Perhaps they will be a large enough constituency that coalition-building Republicans will have to play to their interests a little bit. I do not think that they’re going to be players who will vie for leadership positions in the Republican national party. No.
Having said that, it is important for everyone to understand the ideological innovation President Trump brought in 2016. Namely, the innovation of combining social conservatism, nationalism, borders and xenophobia with more left-leaning economic politics. In other words, a sort of anti-Libertarian strain of the Republican, that would frame itself as a sort of “workers’ Republican party.”
A great number of activists in the party, including leading youth activists, are convinced that model will win. And if they find a way to get a Presidential candidate who adopts it, pursues it, perhaps with even more ideological devotion and consistency than Trump, they think they will rule for a generation. They think that the Democrats do not have an answer for that. And I think they could be right. That’s what some indications from Europe give us, as we look at it in a comparative perspective.
The Make America Great Again movement is gonna be limited. But there is absolutely a possibility that the political ideals of Trump live on and become quite powerful in the Republican party.
How prevalent is the MAGA movement in Colorado? And how prevalent is the militant sub-section?
We see it in the voting patterns. Certainly, Lauren Boebert in western Colorado is one of the more ideologically doctrinaire icons for that cause. This is famously the Congresswoman who endorses the QAnon conspiracy.
We have a polarized state. We have a state that’s transitioned from being red, to purple, to now, I think, firmly blue. But we haven’t done that collectively. That’s not true across the state. It’s not true in our rural regions in the east, and certainly not in the conservative west of Colorado. There’s a tremendous amount of enthusiasm for Trump there.
Because of the politics of the electoral college, we haven’t gotten the attention for Trump that other states have. But there’s clearly a deep wellspring of support for him that would support a candidate that’s on the fringe edge of the MAGA movement.
Can you explain how these groups are able to organize?
Well, it’s thanks to the internet. The ability for online social media to allow us to form communities that do not share the same geographic location makes it so much easier for a political cause to coalesce and create echo chambers among themselves.
Do you feel like the events of January 6 could have been stopped?

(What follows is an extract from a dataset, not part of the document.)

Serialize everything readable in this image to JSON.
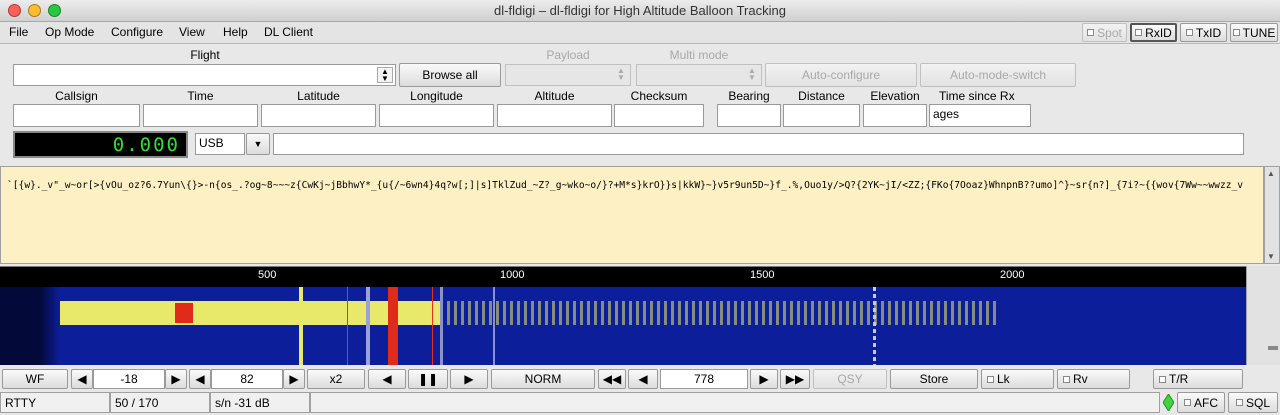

Yes. There’s plenty of indication, even just online chatter that’s available to anyone. You really don’t need an expert like myself to be able to wander on Twitter or 4Chan or any of these online social media sites and see the alarmism and preparations for some spectacular demonstration or riot. It was all being planned by people who were planning to go to this.
It’s also important to realize that at the moment when this was happening, you have a crowd of that size, with that much force, and with the political tensions, the political unrest and dissatisfaction, I’m not sure that it would’ve been a good idea for more live ammunition to be fired into the crowd. There could’ve been a calculation somewhere that the potential for something on the order of civil war at some small scale was a possibility, and that some degree of restraint was necessary in order to keep order elsewhere.
I’m still shocked that there weren’t greater precautions taken.
Will we ever see another riot like this?
I don’t think that we’re going to see a crowd that size manifest again on behalf of Donald Trump.
What we’ve seen in the hours and days since Wednesday has been a fracturing of that movement, at least its outer edges. We’ve seen enough Republican establishment figures pushing back against this in ways they never have before. And we’re starting to see some infighting about whether the President lied to his followers about the possibility of achieving something through the rioting.